Do you know the feeling of trying to remember something, the name of a band or a geographic term, and having it on the tip of your tongue but you just can't seem to recall it? Knowing that the information is there in your mind, you just can't seem to grasp it. This unpleasant phenomenon could be the key in explaining, how we memorise and recall information.
How do we recall information?
We only become aware of our memory when it leaves us hanging. Scientists are interested in examining memory in situations and in diseases in which it doesn't work properly. Such diseases are, for example, Alzheimer's disease and severe brain concussions. There are two theories that explain why humans suffer from memory problems or losses: The first and most well-known theory states that information in memory simply gets lost due to inflammatory processes related to diseases. The other theory says that any content in our memory is always there and intact but it is our ability to retrieve this memory that is dysfunctional. The following experiment was constructed to find out which theory is right.
The experiment, which was published in the journal Science, was conducted with mice, and it was divided into 5 parts:
1. The mice were put in a cage: In this cage they were subjected to electric shocks. Previous studies have shown that mice remember the cage in which they experienced negative emotions. If they were put in this same cage again, they would experience fear and panic reactions. Scientists believe this to be part of a type of learning performance.
2. The mice were injected with a substance called Anisomycin: This substance can cause human diseases like Alzheimer's in animal bodies by paralyzing so-called 'Memory engram cells'. Scientists believe these cells are responsible for recalling memories from the long-term memory. Anisomycin disrupts the retrieval of information from the memory.
3. The memory performance of the mice was examined: The mice were once again put into the cage, in which they were subjected to electric shocks. Now, however, because of the injection of Anisomycin, they didn't show any recollection of what had happened to them earlier in this cage. That is, the mice did not remember having been in that same cage before, and they also didn't have any recollection of the painful electric shocks they had to endure in it.
4. Optogenetic stimulation of ‚Memory engram cells‘: Scientists found an unprecedented method to switch chosen brain areas on and off. What sounds like a science fiction movie is in fact reality. The way this works is through a particular light, or rather a specific ray of light, which targets and activates the so-called 'Memory engram cells' that had been paralyzed with Anisomycin before.
5. The mices' memory performance was examined once again: With their now activated 'Memory engram cells', the mice were once again put into the cage (see phase 3). And the results were what the scientists expected: Because of the activation of the 'Memory engram cells', the mice were able to retrieve information in their memory that they had not been able to access before. This means that the information that was completely lost to them, was all of a sudden back, reactivated, and ready to be retrieved.
Saving long-lost information
The experiment shows that learning processes still happen even when a person cannot actively remember an experience.
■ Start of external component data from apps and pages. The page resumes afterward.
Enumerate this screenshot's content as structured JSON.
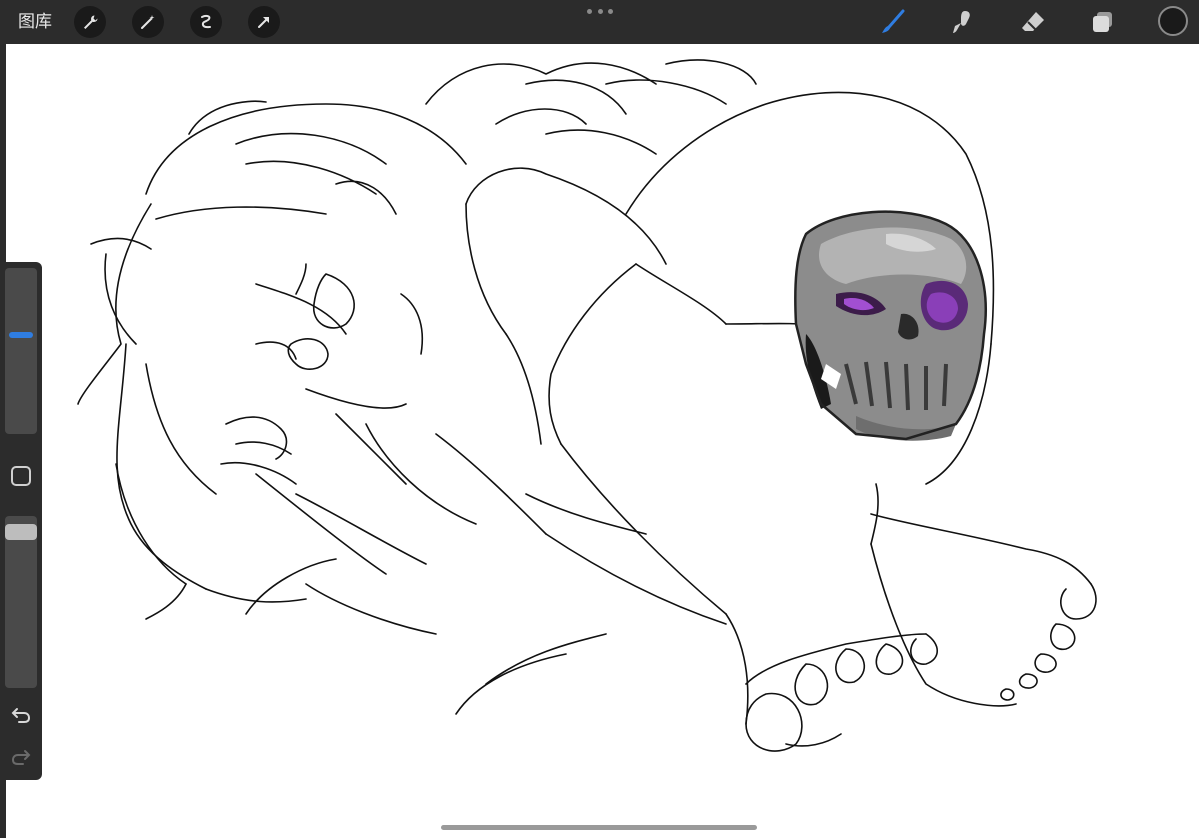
{
  "toolbar": {
    "gallery_label": "图库",
    "actions": [
      {
        "name": "actions-wrench-icon"
      },
      {
        "name": "adjustments-wand-icon"
      },
      {
        "name": "selection-icon"
      },
      {
        "name": "transform-arrow-icon"
      }
    ],
    "tools": [
      {
        "name": "brush-icon",
        "active": true
      },
      {
        "name": "smudge-icon",
        "active": false
      },
      {
        "name": "eraser-icon",
        "active": false
      },
      {
        "name": "layers-icon",
        "active": false
      }
    ],
    "current_color": "#1a1a1a"
  },
  "sidebar": {
    "brush_size_slider": {
      "level": 0.6
    },
    "opacity_slider": {
      "level": 0.95
    },
    "modify_button": "square-modify-icon",
    "undo": "undo-icon",
    "redo": "redo-icon"
  },
  "colors": {
    "accent": "#2f7de1",
    "toolbar_bg": "#2c2c2c",
    "canvas_bg": "#ffffff",
    "skull_gray": "#8c8c8c",
    "skull_purple": "#8a3fb8"
  }
}
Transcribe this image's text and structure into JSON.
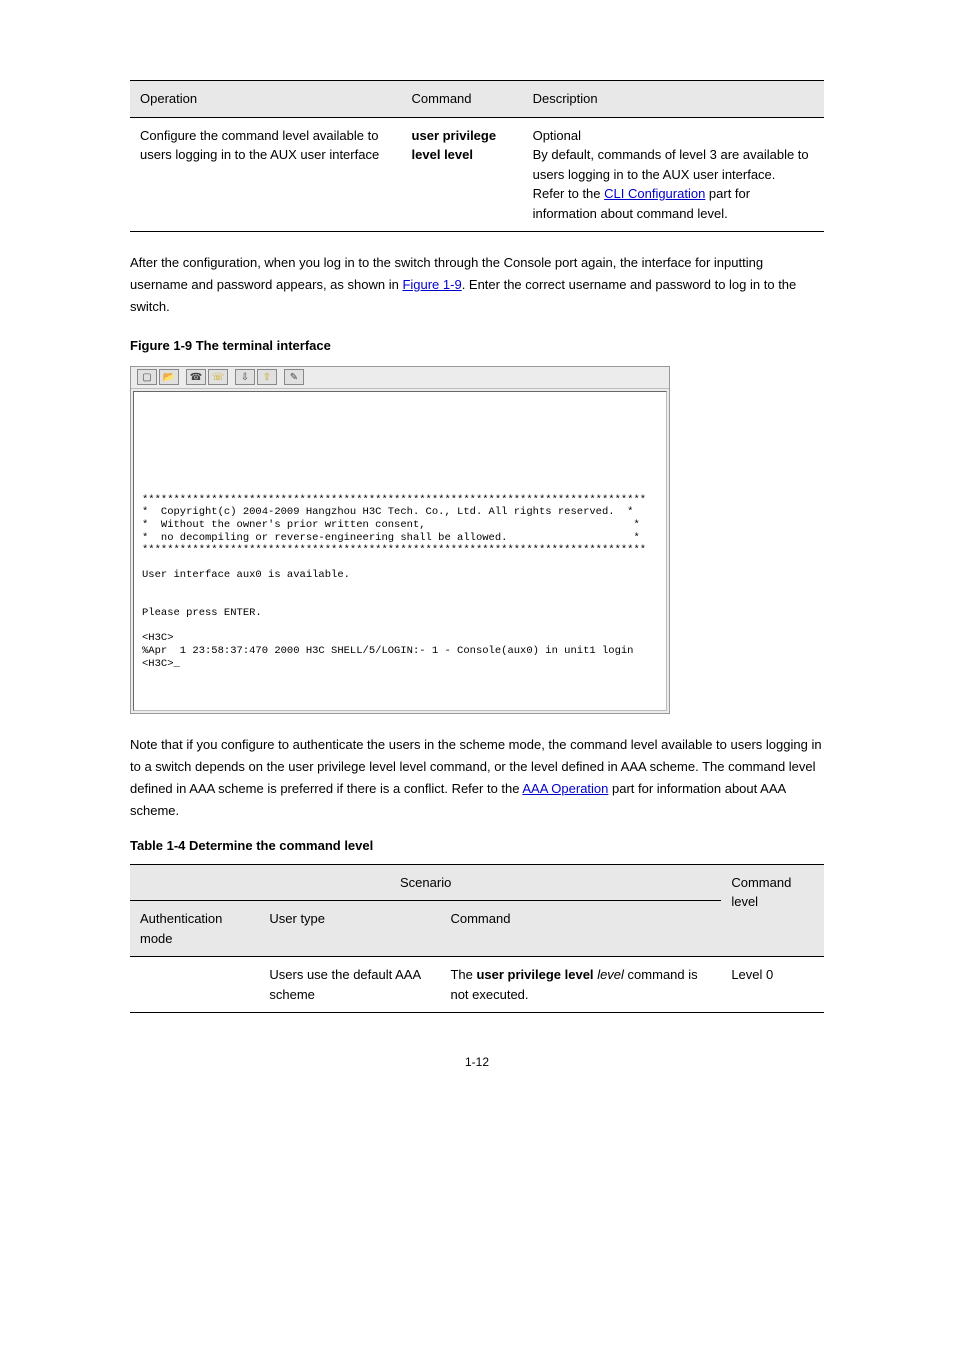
{
  "table4": {
    "headers": [
      "Operation",
      "Command",
      "Description"
    ],
    "rows": [
      {
        "operation": "Configure the command level available to users logging in to the AUX user interface",
        "command": "user privilege level level",
        "desc_prefix": "Optional\nBy default, commands of level 3 are available to users logging in to the AUX user interface.\nRefer to the ",
        "desc_link": "CLI Configuration",
        "desc_suffix": " part for information about command level."
      }
    ]
  },
  "para1_prefix": "After the configuration, when you log in to the switch through the Console port again, the interface for inputting username and password appears, as shown in ",
  "para1_link": "Figure 1-9",
  "para1_suffix": ". Enter the correct username and password to log in to the switch.",
  "fig_caption": "Figure 1-9 The terminal interface",
  "terminal": {
    "line_border": "********************************************************************************",
    "l1": "*  Copyright(c) 2004-2009 Hangzhou H3C Tech. Co., Ltd. All rights reserved.  *",
    "l2": "*  Without the owner's prior written consent,                                 *",
    "l3": "*  no decompiling or reverse-engineering shall be allowed.                    *",
    "blank": "",
    "avail": "User interface aux0 is available.",
    "enter": "Please press ENTER.",
    "p1": "<H3C>",
    "log": "%Apr  1 23:58:37:470 2000 H3C SHELL/5/LOGIN:- 1 - Console(aux0) in unit1 login",
    "p2": "<H3C>_"
  },
  "para2": "Note that if you configure to authenticate the users in the scheme mode, the command level available to users logging in to a switch depends on the user privilege level level command, or the level defined in AAA scheme. The command level defined in AAA scheme is preferred if there is a conflict. ",
  "para2_link_prefix": "Refer to the ",
  "para2_link": "AAA Operation",
  "para2_link_suffix": " part for information about AAA scheme.",
  "table5_caption": "Table 1-4 Determine the command level",
  "table5": {
    "headers": [
      "Scenario",
      "",
      "Command level"
    ],
    "subheaders": [
      "Authentication mode",
      "User type",
      "Command"
    ],
    "rows": [
      {
        "a": "",
        "b": "Users use the default AAA scheme",
        "c": "The user privilege level level command is not executed.",
        "d": "Level 0"
      }
    ]
  },
  "page_number": "1-12"
}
With diseases like Alzheimer's, it is not the memory that is lost but rather the recalling of memory that is hindered. In these cases the cells that are responsible for recalling information are disrupted. The findings give hope to the future treatment of Alzheimer's and similar diseases. Hopefully, it will be possible to artificially reactivate the ability to recall forgotten information, and counteract the damaging effects of Alzheimer's disease and others. As you see, even after all this past research, our brain is still full of surprises. And the journey to discover it has only just begun.Start training
Ryan, T. J., Roy, D. S., Pignatelli, M., Arons, A., & Tonegawa, S. (2015). Engram cells retain memory under retrograde amnesia. Science, 348(6238), 1007-1013.